We work with the community, too — last winter we helped organize what turned out to be a magnificent Burmese bilingual poetry reading. We work closely with the Bay Area Literary Translators Group. We’ve included programming at the Bay Book Festival as part of our curriculum. And we’re diverse: More than half of our presenters, readers and mentors are POC; I believe I’m one of two Hispanics/LatinX currently directing a program at Mills, recently dubbed a HSI. Half of the students in  the program are Hispanic/LatinX.

We launched in fall 2016 with two students and have added two new students every semester since for a current total of six — all this with total past promotional expenditures of about $1500, which is an absolute bargain. We are not Mills’s biggest program but, in our second year, and operating almost as a parallel shop, we are not its smallest either. We are efficient and committed: I’ve specifically set my salary — I’m the only Mills contract employee in the program — to be determined by what our budget permits. I don’t think there’s another soul on campus that’s basically bet their livelihood on performance, is there?

Here’s the best part. What we’ve developed as we enter our second year is a singular program: a translation curriculum that emphasizes literary concepts and translation studies fundamentals but also includes professional development and a strong practical component that teaches technologies and localization. In other words, upon graduation, our students will know how to expertly translate a variety of texts, engage an agent or editor, understand a contract and their rights as translators, and also be able to step into a localization office at Google or Dropbox and know exactly what to do. They’ll also be familiar with certification and translation in the medical, legal, and other fields.

No other translation program in the country — and there are more and more of them every day — has the same literary and practical emphasis.

In other words, this is a unique program, a Mills program unlike any other.

And the thing is, Mills needs the MFA in Translation. The circumstances we’re going through now are not getting the kind of publicity that engenders faith in the College; the crisis is stimulating some of our best professors to seek other opportunities.

But allowing the MFA in Translation to continue, for at least three to five years as most new programs are allowed to do, would not only keep an implied promise but help balance the idea in the public eye that Mills is cutting down to the bone, offering only the most necessary courses. And it would permit us to continue working with translators and writers of note such as Cristina Garcia, Katrina Dodson, Dan Belm, and so many others whose association with Mills would be seen as an imprimatur.

And to reiterate: If the whole point of cutting programs and personnel is to get rid of the College’s $9-plus million dollar deficit, canceling the MFA in Translation would have zero effect. We have no tenured or tenure-track faculty. We don’t cost anything. We live and die by what we bring in.

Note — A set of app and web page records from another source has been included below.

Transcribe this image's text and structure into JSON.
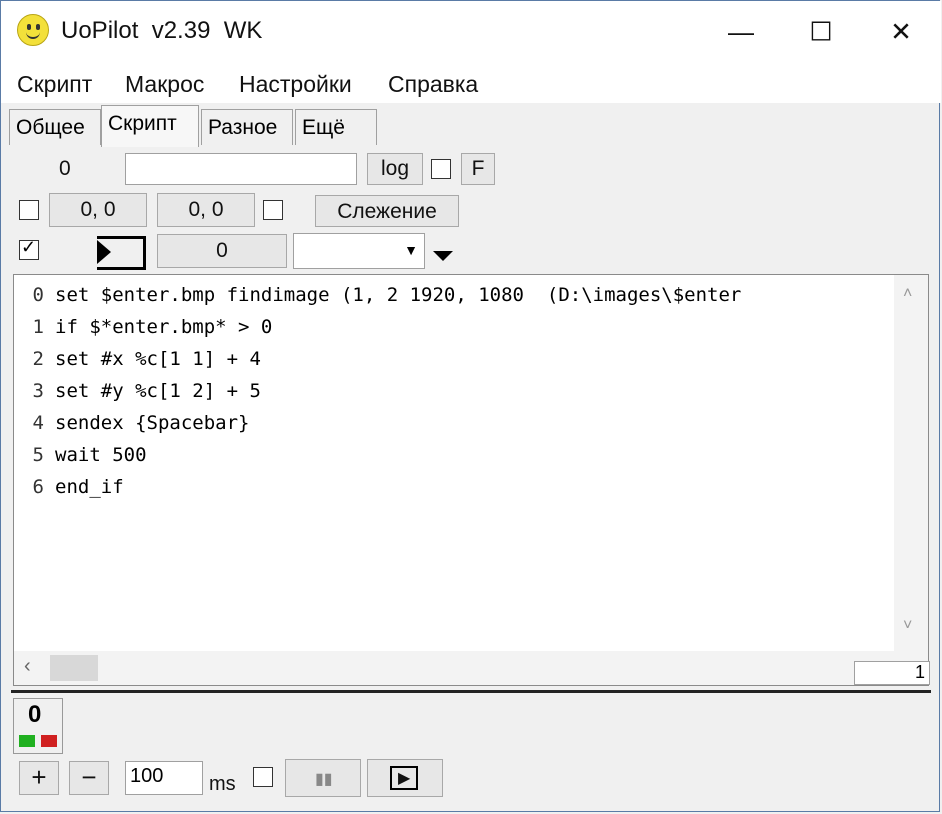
{
  "window": {
    "title": "UoPilot  v2.39  WK"
  },
  "menu": [
    "Скрипт",
    "Макрос",
    "Настройки",
    "Справка"
  ],
  "tabs": [
    "Общее",
    "Скрипт",
    "Разное",
    "Ещё"
  ],
  "row1": {
    "counter": "0",
    "input": "",
    "log": "log",
    "f": "F"
  },
  "row2": {
    "coord1": "0, 0",
    "coord2": "0, 0",
    "tracking": "Слежение"
  },
  "row3": {
    "value": "0",
    "select": ""
  },
  "editor": {
    "lines": [
      "0",
      "1",
      "2",
      "3",
      "4",
      "5",
      "6"
    ],
    "code": [
      "set $enter.bmp findimage (1, 2 1920, 1080  (D:\\images\\$enter",
      "if $*enter.bmp* > 0",
      "set #x %c[1 1] + 4",
      "set #y %c[1 2] + 5",
      "sendex {Spacebar}",
      "wait 500",
      "end_if"
    ],
    "line_indicator": "1"
  },
  "status": {
    "count": "0"
  },
  "bottom": {
    "plus": "+",
    "minus": "−",
    "ms_value": "100",
    "ms": "ms"
  }
}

And we’re doing a lot of what the college claims to want to do: to serve Hispanic/LatinX students, to be cost-efficient, to offer new educational opportunities in innovative ways, to teach new technologies, to work hand in hand with community.

Keeping the MFA in Translation would signal the College’s commitment to new programs, new models for education and innovation, and to the future.

I’ve attached our budget for the coming year so you can see our actual dollar figures, along with my CV. Please let me know if you’re interested in seeing anything else, and if you have any questions.

I’d appreciate the opportunity to engage the board on this subject at the June 22 meeting.

Gracias mil,

Achy Obejas


MFA in Translation